Strategists responsible for shaping military formations in the region were shocked when Army experts explained how difficult the terrain is operate on in the region, the article read.
Taking into account major Russian forces across the border, "we were thinking heavy [equipment], quite honestly, but heavy has some limitations in this terrain," USAREUR’s Col. Jeffrey French was quoted as saying by Stars and Stripes.
"We need to start rethinking the types of formations we want to use," he added.
In Estonia, heavy tanks are capable only of driving by road. While off-road, armored machines sink into swamps favored by the country’s large moose population, engineers explained.

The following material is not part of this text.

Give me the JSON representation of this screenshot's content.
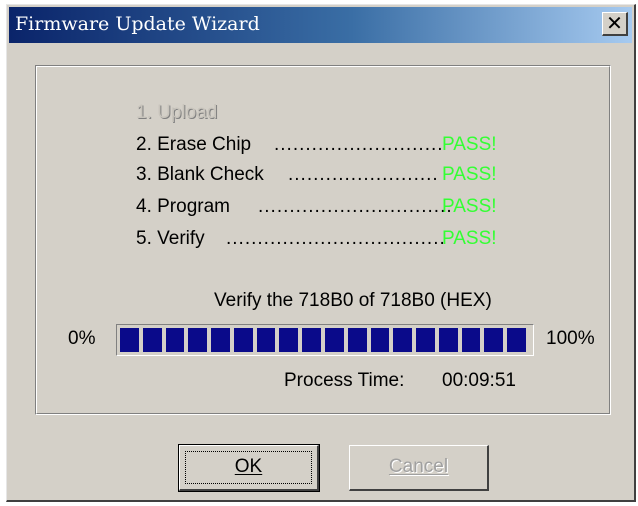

More light-weight attack vehicles such as Strykers should be deployed to the region, Col. French said.
Other obstacles are limited highway networks throughout the Baltic countries and a shortage of rail cars capable of carrying US tanks, according to the article. The only place with a surplus of rail cars is Russia.
"I’m not sure of their propensity for lending us rail cars in a time of need," Lt. Col. Steven Dowgielewicz, commander of the 39th Transportation Battalion, ironically noted.
Another problem emerges when it comes to transporting cargo into the Baltics where the rail system still functions on Russian-style gauges. That means offloading onto different cargo trains which would require special transport cars, the article read.
Taking into account the facts, US army experts doubt NATO’s capability to defend the Baltic countries if needed.
In this context, the Latvian website Lsm.Lv cited a 2000 article from Parameter, a US military magazine.
NATO should admit new member countries only if they can be effectively protected by the alliance and if their admittance is good for the alliance, the article read. By contrast, the admittance of the Baltics would weaken the alliance, provoke tensions with Russia and create only a semblance of security in the region which would be a precondition for a disaster, US military experts warned 15 years ago.